* [RECORDS FOR THIS EXERCISE]
——————————

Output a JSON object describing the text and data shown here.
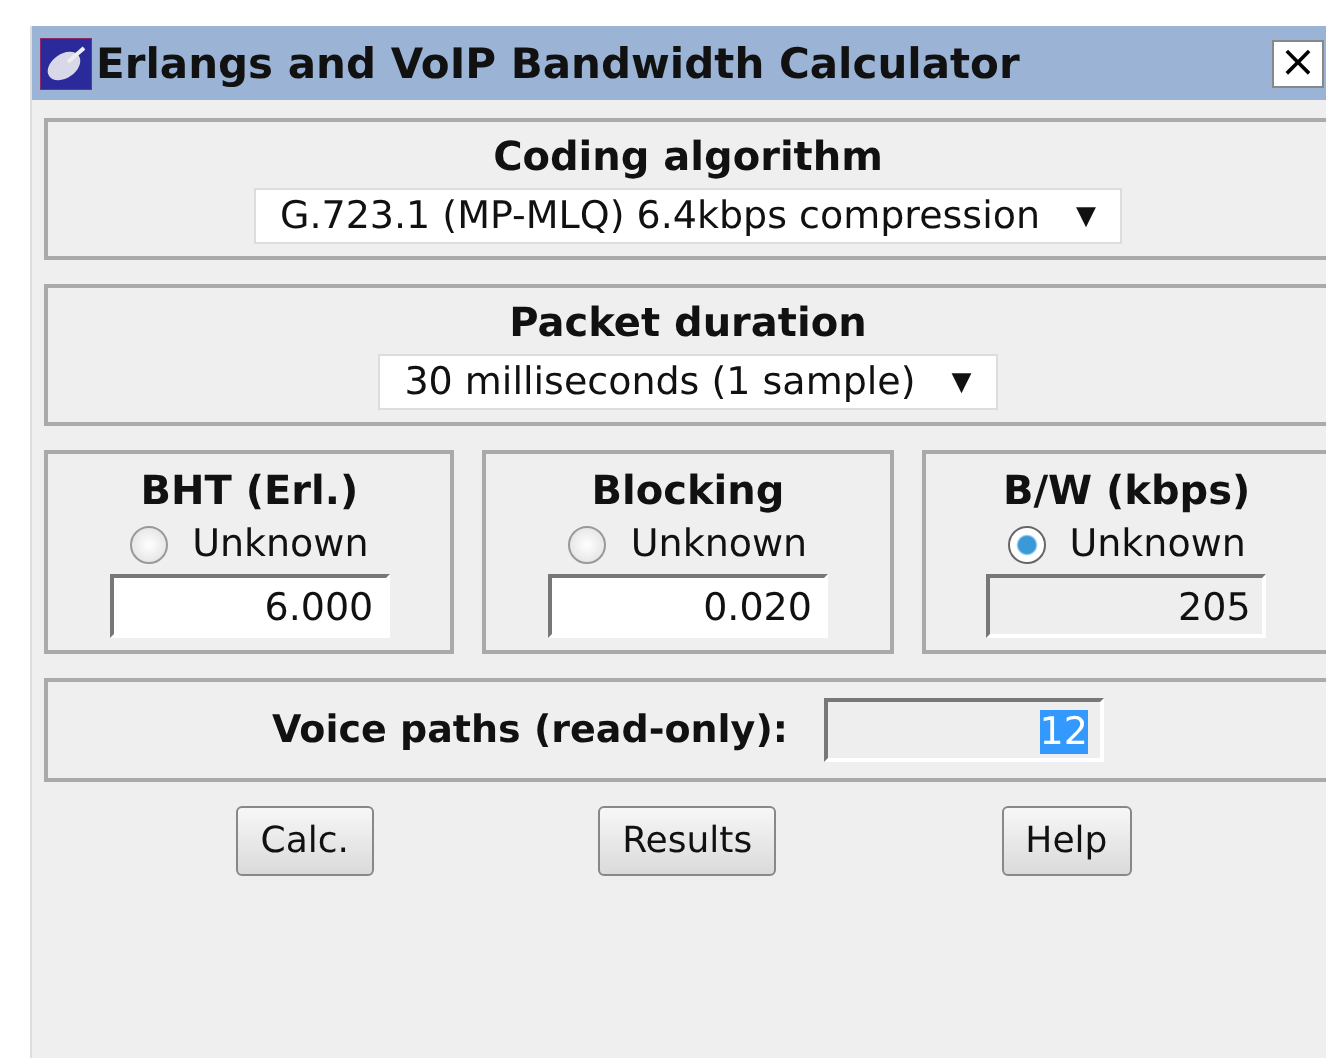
{
  "window": {
    "title": "Erlangs and VoIP Bandwidth Calculator",
    "close": "×"
  },
  "coding": {
    "label": "Coding algorithm",
    "value": "G.723.1 (MP-MLQ) 6.4kbps compression",
    "arrow": "▼"
  },
  "packet": {
    "label": "Packet duration",
    "value": "30 milliseconds (1 sample)",
    "arrow": "▼"
  },
  "params": [
    {
      "label": "BHT (Erl.)",
      "option": "Unknown",
      "selected": false,
      "value": "6.000",
      "readonly": false
    },
    {
      "label": "Blocking",
      "option": "Unknown",
      "selected": false,
      "value": "0.020",
      "readonly": false
    },
    {
      "label": "B/W (kbps)",
      "option": "Unknown",
      "selected": true,
      "value": "205",
      "readonly": true
    }
  ],
  "voice_paths": {
    "label": "Voice paths (read-only):",
    "value": "12",
    "highlighted": true
  },
  "buttons": [
    "Calc.",
    "Results",
    "Help"
  ]
}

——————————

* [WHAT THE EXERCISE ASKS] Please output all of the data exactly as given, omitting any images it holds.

* [SOLVED EXERCISE]
Output a JSON object describing the text and data shown here.
{
  "window": {
    "title": "Erlangs and VoIP Bandwidth Calculator",
    "close": "×"
  },
  "coding": {
    "label": "Coding algorithm",
    "value": "G.723.1 (MP-MLQ) 6.4kbps compression",
    "arrow": "▼"
  },
  "packet": {
    "label": "Packet duration",
    "value": "30 milliseconds (1 sample)",
    "arrow": "▼"
  },
  "params": [
    {
      "label": "BHT (Erl.)",
      "option": "Unknown",
      "selected": false,
      "value": "6.000",
      "readonly": false
    },
    {
      "label": "Blocking",
      "option": "Unknown",
      "selected": false,
      "value": "0.020",
      "readonly": false
    },
    {
      "label": "B/W (kbps)",
      "option": "Unknown",
      "selected": true,
      "value": "205",
      "readonly": true
    }
  ],
  "voice_paths": {
    "label": "Voice paths (read-only):",
    "value": "12",
    "highlighted": true
  },
  "buttons": [
    "Calc.",
    "Results",
    "Help"
  ]
}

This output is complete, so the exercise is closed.